After the September 22nd premiere, students will have the opportunity to showcase their film at community screenings, travel to local film festivals, and speak about their work in front of a variety of audiences. IN THE PATH OF MY FATHER has already been accepted into the Reel Independent Film Extravaganza (RIFE) and will play on Saturday, October 10 at the Northeast Neighborhood Library, and on Tuesday, October 13 at the Angelika Pop-Up in Northeast DC’s Union Market.
Previous films LIFE AS A COLLAGE and DOING IT FOR ME have been recognized locally and nationally for their artistic quality and impact, including numerous accolades and screenings at festivals across the US; a special panel discussion and screening for policymakers at the Department of Education; an invitation to the White House for a national symposium on filmmaking careers; and an appearance on the Kojo Nnamdi Show and in other local press outlets.
About the Youth Documentary Program: http://www.youthdocs.org
About Sitar Arts Center: http://www.sitarartscenter.org
From helping preschoolers develop pre-literacy skills to building workforce development skills for teens, Sitar Arts Center is a vital resource for families with low-incomes who would not otherwise have access to the arts. The Center provides creative, enriching opportunities to more than 850 young people of all ages through its Arts Afterschool, Camp Sitar and Early Childhood Arts programs. Each program is designed to help students develop artistic, social and life skills that help youth to overcome economic and social barriers and put them on the path to successful adulthood. In 2009, First Lady Michelle Obama presented Sitar with the National Arts and Humanities Youth Program Award from the President’s Committee on the Arts and Humanities, distinguishing the Center as one of the premier afterschool arts and humanities organizations serving youth in the country. Sitar relies on charitable contributions to ensure that no family is ever turned away because of inability to pay.
About Meridian Hill Pictures: http://meridianhillpictures.com

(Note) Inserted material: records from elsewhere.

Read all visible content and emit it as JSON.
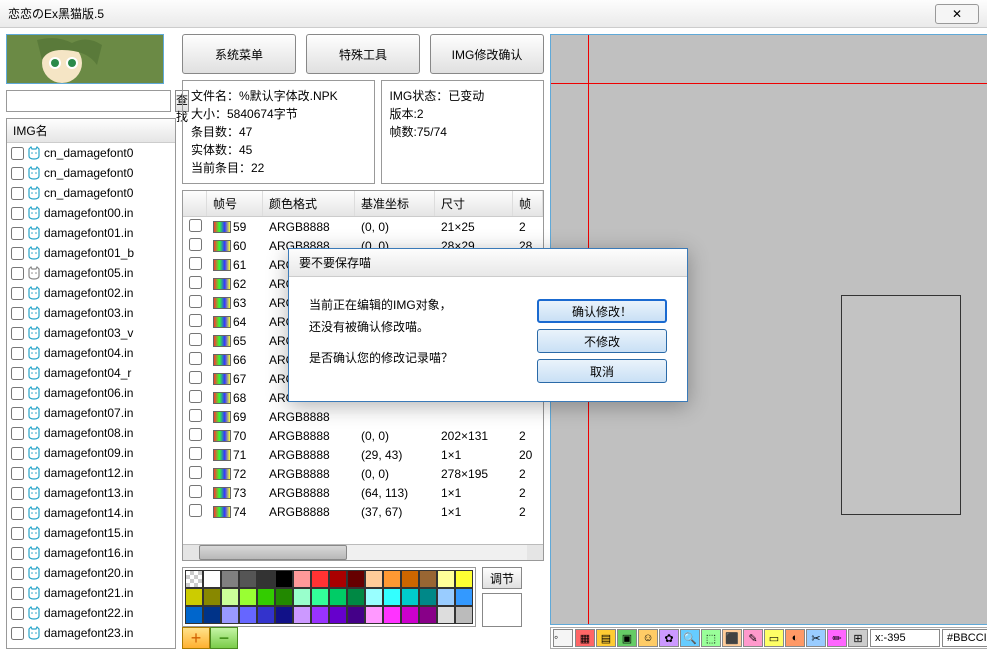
{
  "window": {
    "title": "恋恋のEx黑猫版.5",
    "close": "✕"
  },
  "buttons": {
    "system_menu": "系统菜单",
    "special_tools": "特殊工具",
    "img_confirm": "IMG修改确认",
    "search": "查找",
    "adjust": "调节"
  },
  "search": {
    "placeholder": ""
  },
  "imglist_header": "IMG名",
  "imglist": [
    "cn_damagefont0",
    "cn_damagefont0",
    "cn_damagefont0",
    "damagefont00.in",
    "damagefont01.in",
    "damagefont01_b",
    "damagefont05.in",
    "damagefont02.in",
    "damagefont03.in",
    "damagefont03_v",
    "damagefont04.in",
    "damagefont04_r",
    "damagefont06.in",
    "damagefont07.in",
    "damagefont08.in",
    "damagefont09.in",
    "damagefont12.in",
    "damagefont13.in",
    "damagefont14.in",
    "damagefont15.in",
    "damagefont16.in",
    "damagefont20.in",
    "damagefont21.in",
    "damagefont22.in",
    "damagefont23.in"
  ],
  "gray_index": 6,
  "info_left": {
    "l1": "文件名：%默认字体改.NPK",
    "l2": "大小：5840674字节",
    "l3": "条目数：47",
    "l4": "实体数：45",
    "l5": "当前条目：22"
  },
  "info_right": {
    "l1": "IMG状态：已变动",
    "l2": "版本:2",
    "l3": "帧数:75/74"
  },
  "frame_headers": {
    "num": "帧号",
    "fmt": "颜色格式",
    "coord": "基准坐标",
    "size": "尺寸",
    "last": "帧"
  },
  "frames": [
    {
      "n": "59",
      "fmt": "ARGB8888",
      "c": "(0, 0)",
      "s": "21×25",
      "x": "2"
    },
    {
      "n": "60",
      "fmt": "ARGB8888",
      "c": "(0, 0)",
      "s": "28×29",
      "x": "28"
    },
    {
      "n": "61",
      "fmt": "ARGB8888",
      "c": "",
      "s": "",
      "x": ""
    },
    {
      "n": "62",
      "fmt": "ARGB8888",
      "c": "",
      "s": "",
      "x": ""
    },
    {
      "n": "63",
      "fmt": "ARGB8888",
      "c": "",
      "s": "",
      "x": ""
    },
    {
      "n": "64",
      "fmt": "ARGB8888",
      "c": "",
      "s": "",
      "x": ""
    },
    {
      "n": "65",
      "fmt": "ARGB8888",
      "c": "",
      "s": "",
      "x": ""
    },
    {
      "n": "66",
      "fmt": "ARGB8888",
      "c": "",
      "s": "",
      "x": ""
    },
    {
      "n": "67",
      "fmt": "ARGB8888",
      "c": "",
      "s": "",
      "x": ""
    },
    {
      "n": "68",
      "fmt": "ARGB8888",
      "c": "",
      "s": "",
      "x": ""
    },
    {
      "n": "69",
      "fmt": "ARGB8888",
      "c": "",
      "s": "",
      "x": ""
    },
    {
      "n": "70",
      "fmt": "ARGB8888",
      "c": "(0, 0)",
      "s": "202×131",
      "x": "2"
    },
    {
      "n": "71",
      "fmt": "ARGB8888",
      "c": "(29, 43)",
      "s": "1×1",
      "x": "20"
    },
    {
      "n": "72",
      "fmt": "ARGB8888",
      "c": "(0, 0)",
      "s": "278×195",
      "x": "2"
    },
    {
      "n": "73",
      "fmt": "ARGB8888",
      "c": "(64, 113)",
      "s": "1×1",
      "x": "2"
    },
    {
      "n": "74",
      "fmt": "ARGB8888",
      "c": "(37, 67)",
      "s": "1×1",
      "x": "2"
    }
  ],
  "palette": [
    "url(data:image/svg+xml;utf8,<svg xmlns='http://www.w3.org/2000/svg' width='6' height='6'><rect width='3' height='3' fill='%23ccc'/><rect x='3' y='3' width='3' height='3' fill='%23ccc'/></svg>)",
    "#ffffff",
    "#808080",
    "#555555",
    "#333333",
    "#000000",
    "#ff9999",
    "#ff3333",
    "#aa0000",
    "#660000",
    "#ffcc99",
    "#ff9933",
    "#cc6600",
    "#996633",
    "#ffff99",
    "#ffff33",
    "#cccc00",
    "#888800",
    "#ccff99",
    "#99ff33",
    "#33cc00",
    "#228800",
    "#99ffcc",
    "#33ff99",
    "#00cc66",
    "#008844",
    "#99ffff",
    "#33ffff",
    "#00cccc",
    "#008888",
    "#99ccff",
    "#3399ff",
    "#0066cc",
    "#003388",
    "#9999ff",
    "#6666ff",
    "#3333cc",
    "#111188",
    "#cc99ff",
    "#9933ff",
    "#6600cc",
    "#440088",
    "#ff99ff",
    "#ff33ff",
    "#cc00cc",
    "#880088",
    "#dddddd",
    "#bbbbbb"
  ],
  "dialog": {
    "title": "要不要保存喵",
    "line1": "当前正在编辑的IMG对象，",
    "line2": "还没有被确认修改喵。",
    "line3": "是否确认您的修改记录喵？",
    "btn_confirm": "确认修改！",
    "btn_no": "不修改",
    "btn_cancel": "取消"
  },
  "status": {
    "coord": "x:-395",
    "hex": "#BBCCI"
  },
  "tool_colors": [
    "#ff6666",
    "#ffcc33",
    "#66cc66",
    "#ffcc66",
    "#cc99ff",
    "#66ccff",
    "#99ff99",
    "#ffcc99",
    "#ff99cc",
    "#ffff66",
    "#ff9966",
    "#99ccff",
    "#ff66ff",
    "#cccccc"
  ]
}
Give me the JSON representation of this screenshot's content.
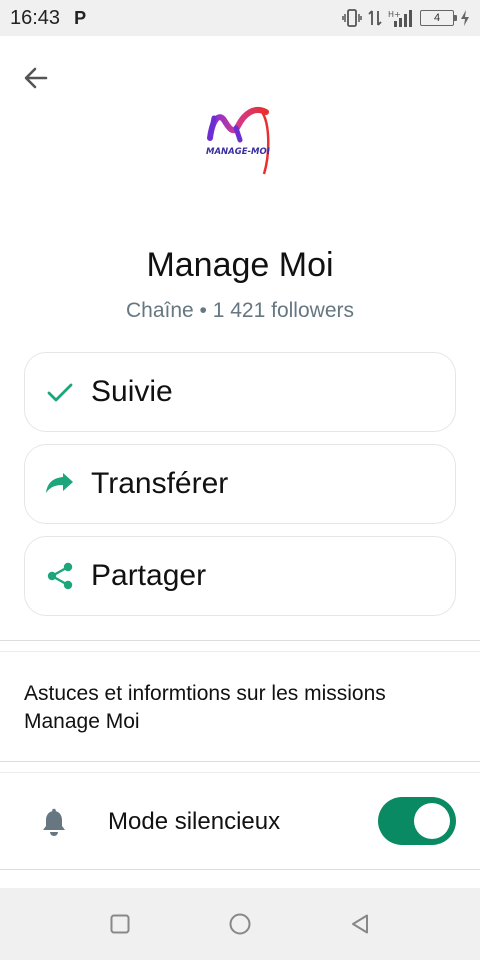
{
  "status_bar": {
    "time": "16:43",
    "carrier_icon_text": "P",
    "battery_level": "4",
    "icons": [
      "vibrate-icon",
      "data-arrows-icon",
      "signal-icon",
      "battery-icon",
      "charging-icon"
    ]
  },
  "header": {
    "back_icon": "arrow-left-icon"
  },
  "channel": {
    "logo_text": "MANAGE-MOI",
    "name": "Manage Moi",
    "subtitle": "Chaîne • 1 421 followers"
  },
  "actions": [
    {
      "label": "Suivie",
      "icon": "check-icon"
    },
    {
      "label": "Transférer",
      "icon": "forward-arrow-icon"
    },
    {
      "label": "Partager",
      "icon": "share-icon"
    }
  ],
  "description": "Astuces et informtions sur les missions Manage Moi",
  "mute": {
    "label": "Mode silencieux",
    "enabled": true,
    "icon": "bell-icon"
  },
  "navigation": {
    "buttons": [
      "recents-square-icon",
      "home-circle-icon",
      "back-triangle-icon"
    ]
  },
  "colors": {
    "accent": "#0a8a63",
    "icon_green": "#1da67b",
    "subtle_text": "#667781"
  }
}
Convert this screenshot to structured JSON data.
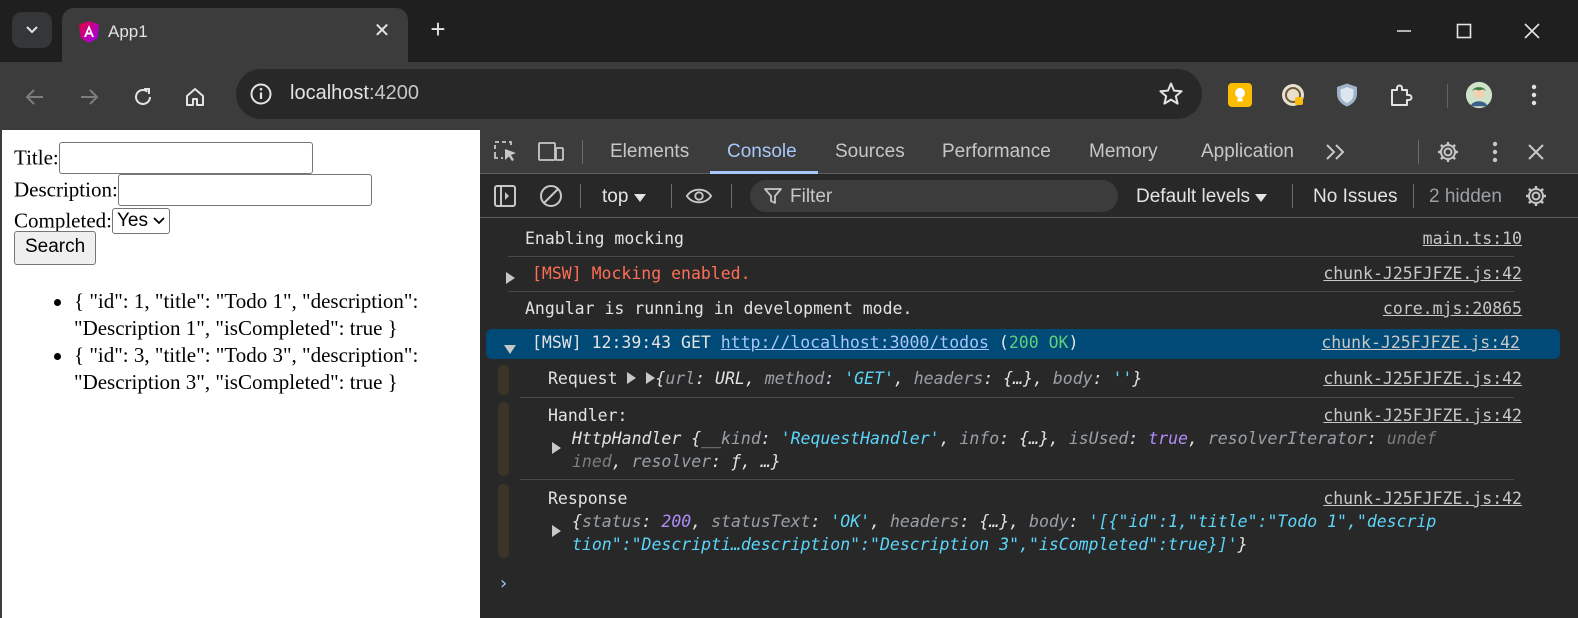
{
  "browser": {
    "tab_title": "App1",
    "url_host": "localhost",
    "url_port": ":4200",
    "accent": "#a8c7fa"
  },
  "page": {
    "title_label": "Title:",
    "title_value": "",
    "description_label": "Description:",
    "description_value": "",
    "completed_label": "Completed:",
    "completed_selected": "Yes",
    "search_button": "Search",
    "results": [
      "{ \"id\": 1, \"title\": \"Todo 1\", \"description\": \"Description 1\", \"isCompleted\": true }",
      "{ \"id\": 3, \"title\": \"Todo 3\", \"description\": \"Description 3\", \"isCompleted\": true }"
    ]
  },
  "devtools": {
    "tabs": [
      "Elements",
      "Console",
      "Sources",
      "Performance",
      "Memory",
      "Application"
    ],
    "active_tab": "Console",
    "context": "top",
    "filter_placeholder": "Filter",
    "levels": "Default levels",
    "issues": "No Issues",
    "hidden": "2 hidden",
    "messages": [
      {
        "text": "Enabling mocking",
        "source": "main.ts:10"
      },
      {
        "text": "[MSW] Mocking enabled.",
        "source": "chunk-J25FJFZE.js:42",
        "color": "#ff6e57"
      },
      {
        "text": "Angular is running in development mode.",
        "source": "core.mjs:20865"
      },
      {
        "prefix": "[MSW] 12:39:43 GET ",
        "link": "http://localhost:3000/todos",
        "status_open": " (",
        "status_code": "200",
        "status_text": "OK",
        "status_close": ")",
        "source": "chunk-J25FJFZE.js:42"
      }
    ],
    "group": {
      "request_label": "Request",
      "request_source": "chunk-J25FJFZE.js:42",
      "handler_label": "Handler:",
      "handler_source": "chunk-J25FJFZE.js:42",
      "handler_class": "HttpHandler",
      "handler_kind": "'RequestHandler'",
      "handler_isused": "true",
      "handler_iter_a": "undef",
      "handler_iter_b": "ined",
      "response_label": "Response",
      "response_source": "chunk-J25FJFZE.js:42",
      "response_status": "200",
      "response_status_text": "'OK'",
      "response_body_a": "'[{\"id\":1,\"title\":\"Todo 1\",\"descrip",
      "response_body_b": "tion\":\"Descripti…description\":\"Description 3\",\"isCompleted\":true}]'"
    }
  }
}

Meridian Hill Pictures is a mission-driven documentary production company based in Washington, DC. Since 2010, through social-impact filmmaking and video storytelling workshops and trainings, MHP’s work has raised awareness of pressing social issues, democratized the medium, built people’s storytelling capacity, and strategically shared under-represented community perspectives with broad audiences. Meridian Hill Pictures’ independent films have been featured at respected film festivals including the San Francisco International Film Festival, Annapolis Film Festival, DC Shorts, and DC Environmental Film Festival. MHP has worked with nonprofit clients including AARP Foundation, National Park Service, John F. Kennedy Center for the Performing Arts, Ashoka Foundation, and International Baccalaureate. In 2014, MHP received the Mayor's Arts Award, the highest honor given to working artists in the District of Columbia.